#### [What is needed]
Copy each line from the listing below where the word "this" shows up.

#### The records ####

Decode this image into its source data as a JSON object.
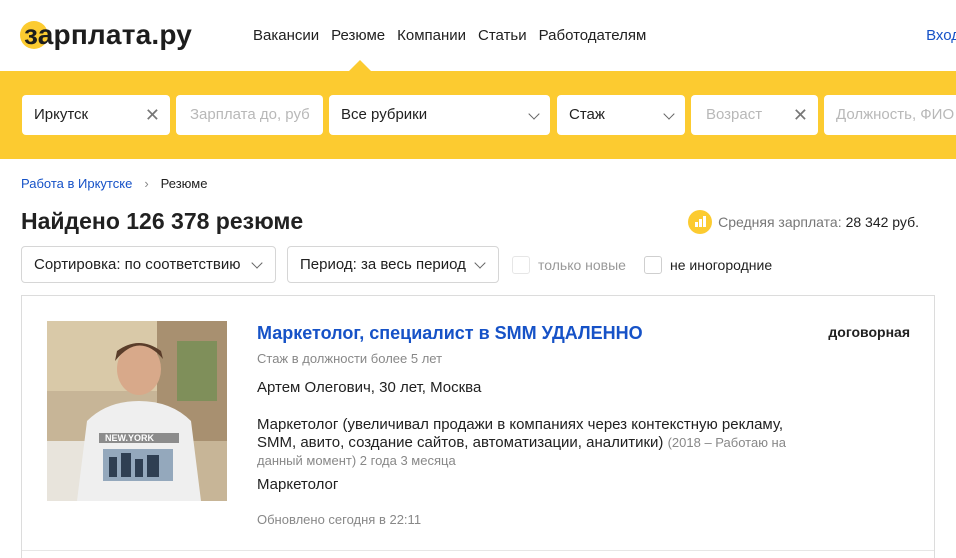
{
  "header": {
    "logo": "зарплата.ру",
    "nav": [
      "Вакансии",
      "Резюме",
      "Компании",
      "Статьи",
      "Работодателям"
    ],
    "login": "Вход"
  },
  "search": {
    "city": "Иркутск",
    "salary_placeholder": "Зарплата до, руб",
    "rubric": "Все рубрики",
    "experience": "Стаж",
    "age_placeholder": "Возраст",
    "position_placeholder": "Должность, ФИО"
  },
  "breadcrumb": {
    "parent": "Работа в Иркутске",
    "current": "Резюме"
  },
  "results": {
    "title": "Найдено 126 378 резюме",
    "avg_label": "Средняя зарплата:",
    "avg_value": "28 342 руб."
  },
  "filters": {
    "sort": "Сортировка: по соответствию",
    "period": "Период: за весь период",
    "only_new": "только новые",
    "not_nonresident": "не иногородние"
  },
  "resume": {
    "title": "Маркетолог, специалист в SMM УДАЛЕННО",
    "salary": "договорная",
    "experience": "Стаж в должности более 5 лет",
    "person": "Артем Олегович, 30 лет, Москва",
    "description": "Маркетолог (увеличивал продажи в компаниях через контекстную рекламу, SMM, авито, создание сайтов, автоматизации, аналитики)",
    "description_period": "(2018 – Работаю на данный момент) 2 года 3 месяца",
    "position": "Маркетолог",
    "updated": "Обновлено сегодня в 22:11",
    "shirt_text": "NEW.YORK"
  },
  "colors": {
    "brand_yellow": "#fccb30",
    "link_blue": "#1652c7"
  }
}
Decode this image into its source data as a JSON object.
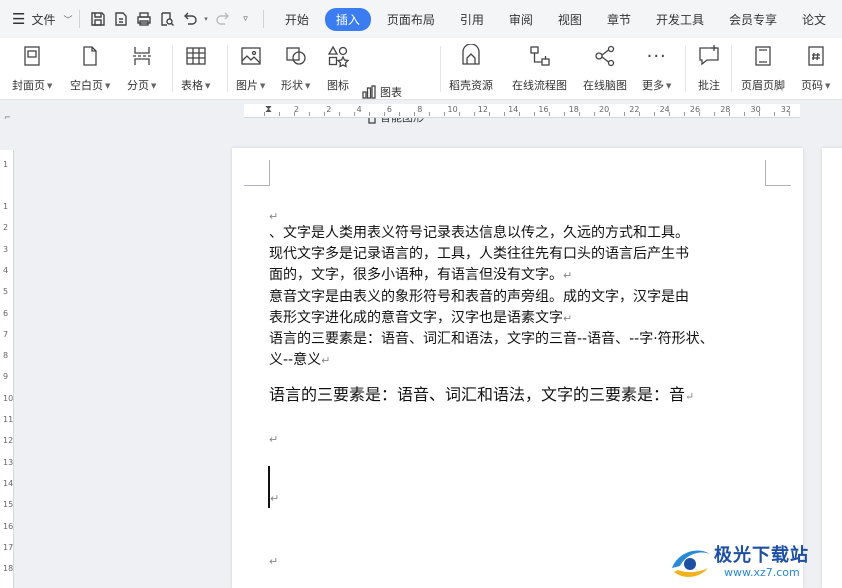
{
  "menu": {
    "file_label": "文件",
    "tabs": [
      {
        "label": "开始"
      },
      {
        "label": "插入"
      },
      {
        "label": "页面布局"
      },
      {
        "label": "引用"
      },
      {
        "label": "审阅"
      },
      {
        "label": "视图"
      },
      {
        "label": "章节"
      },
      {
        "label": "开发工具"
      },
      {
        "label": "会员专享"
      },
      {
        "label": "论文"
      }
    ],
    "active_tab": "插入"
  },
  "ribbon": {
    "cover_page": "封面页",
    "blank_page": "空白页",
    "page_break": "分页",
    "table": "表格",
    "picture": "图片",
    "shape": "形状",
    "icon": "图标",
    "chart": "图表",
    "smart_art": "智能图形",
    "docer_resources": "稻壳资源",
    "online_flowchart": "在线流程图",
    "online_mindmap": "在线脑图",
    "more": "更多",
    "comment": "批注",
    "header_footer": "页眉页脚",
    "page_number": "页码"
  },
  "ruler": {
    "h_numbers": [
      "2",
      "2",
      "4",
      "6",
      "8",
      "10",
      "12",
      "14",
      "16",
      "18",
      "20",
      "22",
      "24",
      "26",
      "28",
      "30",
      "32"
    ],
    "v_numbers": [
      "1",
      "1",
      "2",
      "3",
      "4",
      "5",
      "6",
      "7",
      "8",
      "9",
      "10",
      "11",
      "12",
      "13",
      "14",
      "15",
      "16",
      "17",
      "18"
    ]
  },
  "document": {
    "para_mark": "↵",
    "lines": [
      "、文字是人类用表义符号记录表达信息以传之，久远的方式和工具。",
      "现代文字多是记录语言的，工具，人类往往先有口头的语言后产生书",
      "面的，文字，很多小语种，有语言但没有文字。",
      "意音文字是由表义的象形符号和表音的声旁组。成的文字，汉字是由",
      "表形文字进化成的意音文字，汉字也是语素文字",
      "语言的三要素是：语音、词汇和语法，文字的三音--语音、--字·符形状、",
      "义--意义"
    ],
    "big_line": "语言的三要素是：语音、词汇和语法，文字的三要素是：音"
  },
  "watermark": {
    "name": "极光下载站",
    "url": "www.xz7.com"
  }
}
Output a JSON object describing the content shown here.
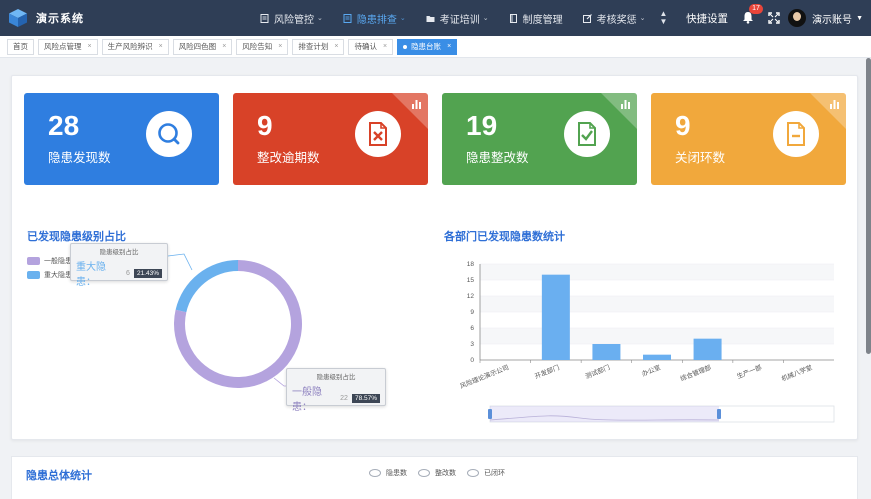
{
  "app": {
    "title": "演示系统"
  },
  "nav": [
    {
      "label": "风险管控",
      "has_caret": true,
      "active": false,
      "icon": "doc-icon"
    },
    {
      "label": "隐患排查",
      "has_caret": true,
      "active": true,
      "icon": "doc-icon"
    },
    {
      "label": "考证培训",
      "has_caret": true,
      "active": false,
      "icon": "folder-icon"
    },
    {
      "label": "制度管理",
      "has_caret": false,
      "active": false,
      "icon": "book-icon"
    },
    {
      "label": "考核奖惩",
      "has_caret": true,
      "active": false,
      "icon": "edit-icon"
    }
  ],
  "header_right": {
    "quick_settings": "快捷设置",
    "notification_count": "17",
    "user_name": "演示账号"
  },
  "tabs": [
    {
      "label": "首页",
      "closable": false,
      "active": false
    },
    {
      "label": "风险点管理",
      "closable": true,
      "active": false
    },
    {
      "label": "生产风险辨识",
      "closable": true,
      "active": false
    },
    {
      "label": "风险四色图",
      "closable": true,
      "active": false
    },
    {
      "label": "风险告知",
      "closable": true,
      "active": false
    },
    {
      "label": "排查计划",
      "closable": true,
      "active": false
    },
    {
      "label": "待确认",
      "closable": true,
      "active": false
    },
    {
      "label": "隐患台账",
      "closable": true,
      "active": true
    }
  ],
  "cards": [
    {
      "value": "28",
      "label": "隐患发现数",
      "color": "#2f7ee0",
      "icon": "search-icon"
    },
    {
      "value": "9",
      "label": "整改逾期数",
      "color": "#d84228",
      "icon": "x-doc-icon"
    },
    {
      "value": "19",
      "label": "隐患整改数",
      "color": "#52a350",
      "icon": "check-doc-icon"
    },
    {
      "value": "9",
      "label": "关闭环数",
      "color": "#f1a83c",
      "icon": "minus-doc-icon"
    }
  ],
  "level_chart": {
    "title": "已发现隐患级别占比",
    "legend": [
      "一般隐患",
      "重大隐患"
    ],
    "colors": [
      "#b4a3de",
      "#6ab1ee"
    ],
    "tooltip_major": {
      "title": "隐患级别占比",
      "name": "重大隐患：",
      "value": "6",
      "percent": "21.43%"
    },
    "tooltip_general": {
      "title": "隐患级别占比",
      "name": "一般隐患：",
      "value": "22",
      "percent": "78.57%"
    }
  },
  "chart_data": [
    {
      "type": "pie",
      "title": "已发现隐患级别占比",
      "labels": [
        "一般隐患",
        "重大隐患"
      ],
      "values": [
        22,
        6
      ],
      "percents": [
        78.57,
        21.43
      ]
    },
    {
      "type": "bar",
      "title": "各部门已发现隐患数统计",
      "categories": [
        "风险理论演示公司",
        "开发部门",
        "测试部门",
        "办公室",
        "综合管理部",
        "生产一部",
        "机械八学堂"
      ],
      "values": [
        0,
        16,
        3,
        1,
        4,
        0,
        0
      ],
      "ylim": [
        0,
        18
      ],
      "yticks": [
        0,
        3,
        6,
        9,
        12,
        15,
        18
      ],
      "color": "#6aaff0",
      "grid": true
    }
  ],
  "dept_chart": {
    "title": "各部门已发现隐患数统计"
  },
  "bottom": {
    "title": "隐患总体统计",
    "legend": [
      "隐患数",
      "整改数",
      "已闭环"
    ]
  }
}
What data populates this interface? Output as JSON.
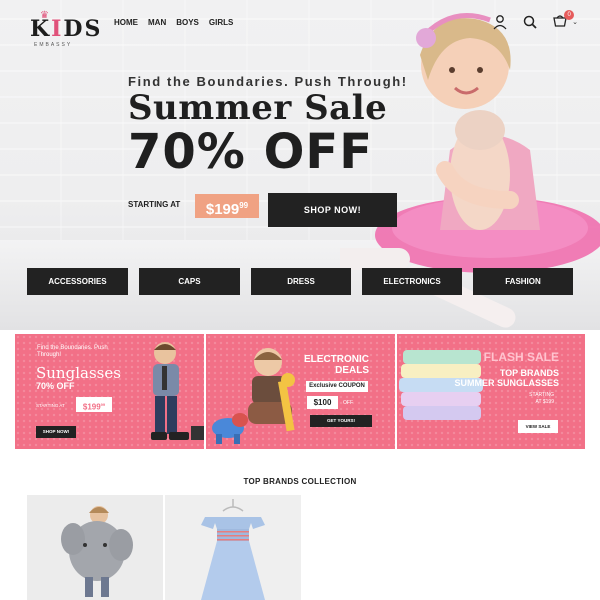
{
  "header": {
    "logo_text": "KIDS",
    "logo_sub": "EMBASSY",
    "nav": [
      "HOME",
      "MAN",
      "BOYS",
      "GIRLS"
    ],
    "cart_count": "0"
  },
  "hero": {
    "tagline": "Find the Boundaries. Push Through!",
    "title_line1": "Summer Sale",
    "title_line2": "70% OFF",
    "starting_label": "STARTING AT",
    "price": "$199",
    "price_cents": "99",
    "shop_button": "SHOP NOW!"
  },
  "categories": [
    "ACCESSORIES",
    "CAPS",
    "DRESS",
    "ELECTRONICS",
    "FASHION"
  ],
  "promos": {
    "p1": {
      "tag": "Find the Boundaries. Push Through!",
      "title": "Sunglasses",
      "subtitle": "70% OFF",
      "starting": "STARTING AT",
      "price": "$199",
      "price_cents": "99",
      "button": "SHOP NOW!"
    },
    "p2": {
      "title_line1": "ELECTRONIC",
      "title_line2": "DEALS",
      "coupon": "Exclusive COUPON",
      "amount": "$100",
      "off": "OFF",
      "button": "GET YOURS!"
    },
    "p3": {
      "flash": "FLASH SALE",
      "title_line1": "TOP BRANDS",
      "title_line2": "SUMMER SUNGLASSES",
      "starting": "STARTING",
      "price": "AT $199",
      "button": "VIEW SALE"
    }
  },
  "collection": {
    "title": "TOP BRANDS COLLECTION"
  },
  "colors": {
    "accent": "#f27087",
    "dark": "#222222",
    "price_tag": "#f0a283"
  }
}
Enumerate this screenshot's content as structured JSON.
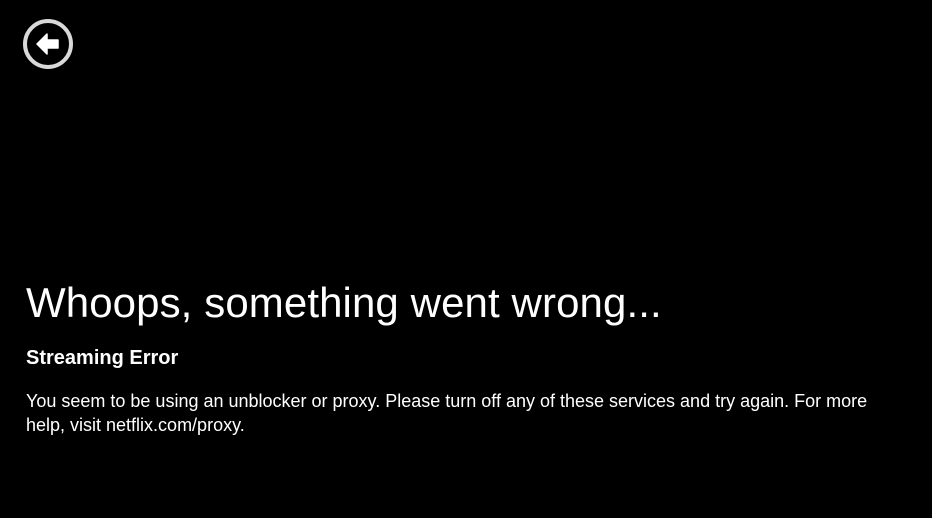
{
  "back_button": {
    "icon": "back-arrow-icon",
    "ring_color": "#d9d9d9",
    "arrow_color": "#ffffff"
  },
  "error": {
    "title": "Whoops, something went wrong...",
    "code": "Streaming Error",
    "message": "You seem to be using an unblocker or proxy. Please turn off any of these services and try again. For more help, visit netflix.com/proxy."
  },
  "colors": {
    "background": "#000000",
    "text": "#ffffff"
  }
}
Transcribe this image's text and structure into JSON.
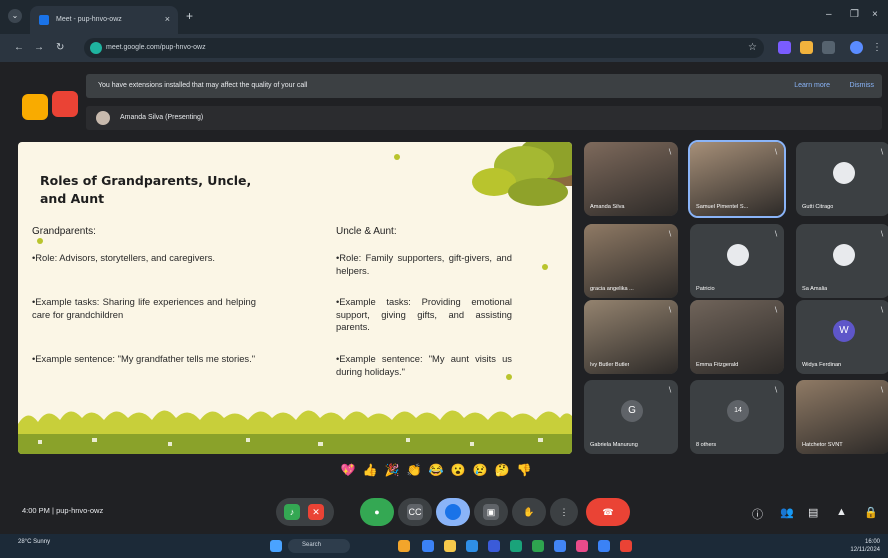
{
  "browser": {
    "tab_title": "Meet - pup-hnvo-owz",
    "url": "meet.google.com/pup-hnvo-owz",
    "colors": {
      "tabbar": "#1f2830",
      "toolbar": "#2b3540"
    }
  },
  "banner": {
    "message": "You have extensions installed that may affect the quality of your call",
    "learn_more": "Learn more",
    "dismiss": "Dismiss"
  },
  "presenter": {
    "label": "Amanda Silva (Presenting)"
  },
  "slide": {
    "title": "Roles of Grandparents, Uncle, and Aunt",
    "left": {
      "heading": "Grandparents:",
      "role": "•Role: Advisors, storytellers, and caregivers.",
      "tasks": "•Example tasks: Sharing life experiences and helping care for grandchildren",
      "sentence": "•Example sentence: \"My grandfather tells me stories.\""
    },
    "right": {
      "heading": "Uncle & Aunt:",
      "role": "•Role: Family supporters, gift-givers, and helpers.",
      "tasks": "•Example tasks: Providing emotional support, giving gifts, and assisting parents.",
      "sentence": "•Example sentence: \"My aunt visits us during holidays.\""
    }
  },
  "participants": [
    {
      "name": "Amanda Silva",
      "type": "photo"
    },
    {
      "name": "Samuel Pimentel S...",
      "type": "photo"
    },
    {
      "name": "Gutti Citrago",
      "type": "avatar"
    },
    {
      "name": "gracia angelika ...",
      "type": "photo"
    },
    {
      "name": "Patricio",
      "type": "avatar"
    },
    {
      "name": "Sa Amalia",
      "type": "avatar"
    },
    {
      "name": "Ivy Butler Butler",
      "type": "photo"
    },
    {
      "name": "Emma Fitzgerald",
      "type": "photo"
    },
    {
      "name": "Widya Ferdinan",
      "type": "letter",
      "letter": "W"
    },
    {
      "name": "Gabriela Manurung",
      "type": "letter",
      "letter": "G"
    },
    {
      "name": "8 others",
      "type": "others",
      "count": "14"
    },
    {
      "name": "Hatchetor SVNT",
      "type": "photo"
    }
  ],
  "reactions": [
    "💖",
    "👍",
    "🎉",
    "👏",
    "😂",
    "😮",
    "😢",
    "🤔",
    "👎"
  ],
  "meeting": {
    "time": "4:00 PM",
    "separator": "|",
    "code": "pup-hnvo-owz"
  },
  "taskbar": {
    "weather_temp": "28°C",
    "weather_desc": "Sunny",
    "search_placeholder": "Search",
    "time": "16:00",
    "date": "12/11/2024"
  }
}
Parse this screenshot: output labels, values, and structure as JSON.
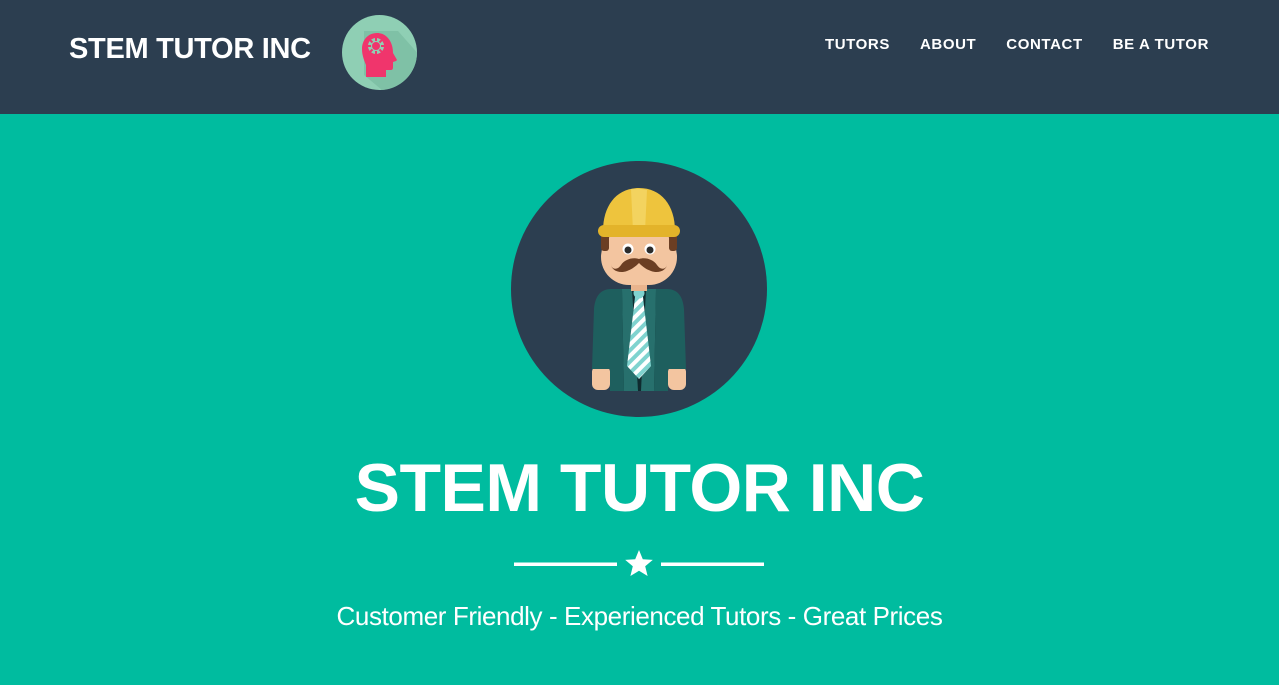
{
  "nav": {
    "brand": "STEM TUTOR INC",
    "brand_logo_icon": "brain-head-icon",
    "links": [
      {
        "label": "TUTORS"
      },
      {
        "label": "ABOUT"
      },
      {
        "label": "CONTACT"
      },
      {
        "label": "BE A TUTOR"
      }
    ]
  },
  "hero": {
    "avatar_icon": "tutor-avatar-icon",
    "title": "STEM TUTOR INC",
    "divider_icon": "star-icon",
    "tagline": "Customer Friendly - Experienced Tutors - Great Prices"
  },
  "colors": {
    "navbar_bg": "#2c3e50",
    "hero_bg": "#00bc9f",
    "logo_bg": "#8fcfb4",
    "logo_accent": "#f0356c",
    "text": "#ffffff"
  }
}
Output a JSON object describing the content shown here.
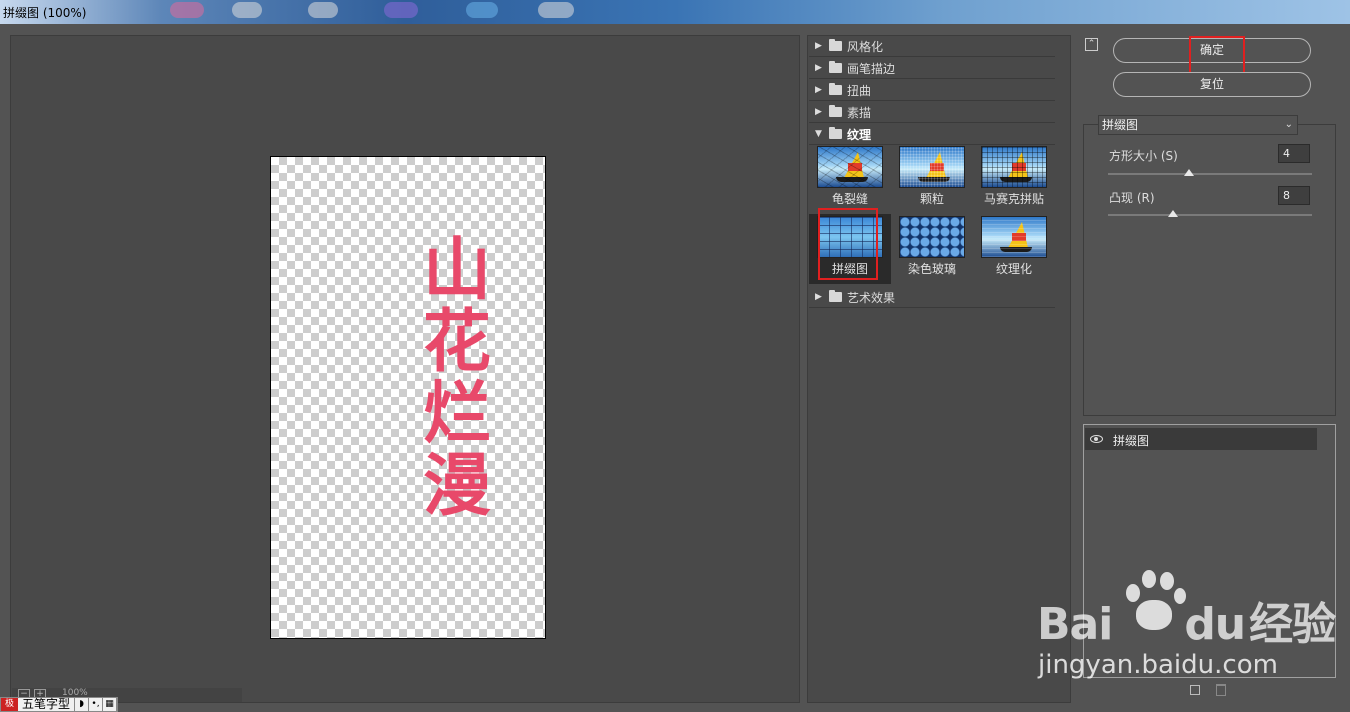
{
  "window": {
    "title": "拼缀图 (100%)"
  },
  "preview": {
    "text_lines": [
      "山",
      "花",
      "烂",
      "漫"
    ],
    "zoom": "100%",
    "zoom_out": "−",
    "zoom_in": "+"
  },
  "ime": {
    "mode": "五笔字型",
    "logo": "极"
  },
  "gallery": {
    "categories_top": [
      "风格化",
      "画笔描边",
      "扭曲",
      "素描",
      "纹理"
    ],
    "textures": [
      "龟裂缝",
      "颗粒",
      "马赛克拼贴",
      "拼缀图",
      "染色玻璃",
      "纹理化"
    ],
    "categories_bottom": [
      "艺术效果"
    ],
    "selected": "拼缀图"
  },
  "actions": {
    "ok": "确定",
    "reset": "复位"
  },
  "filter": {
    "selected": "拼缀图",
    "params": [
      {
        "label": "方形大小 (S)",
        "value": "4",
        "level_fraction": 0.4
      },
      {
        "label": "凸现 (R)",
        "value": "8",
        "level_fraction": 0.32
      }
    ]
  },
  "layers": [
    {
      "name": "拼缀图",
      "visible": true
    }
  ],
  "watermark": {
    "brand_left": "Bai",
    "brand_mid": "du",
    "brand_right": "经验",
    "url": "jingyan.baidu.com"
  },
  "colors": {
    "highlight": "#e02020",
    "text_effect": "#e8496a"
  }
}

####

#### [Task response]
Decode this image into its source data as a JSON object.
Decode this image into its source data as a JSON object.
What data populates this interface? Output as JSON.
Enumerate this screenshot's content as structured JSON.
Transcribe this image's text and structure into JSON.
Parse this screenshot: output labels, values, and structure as JSON.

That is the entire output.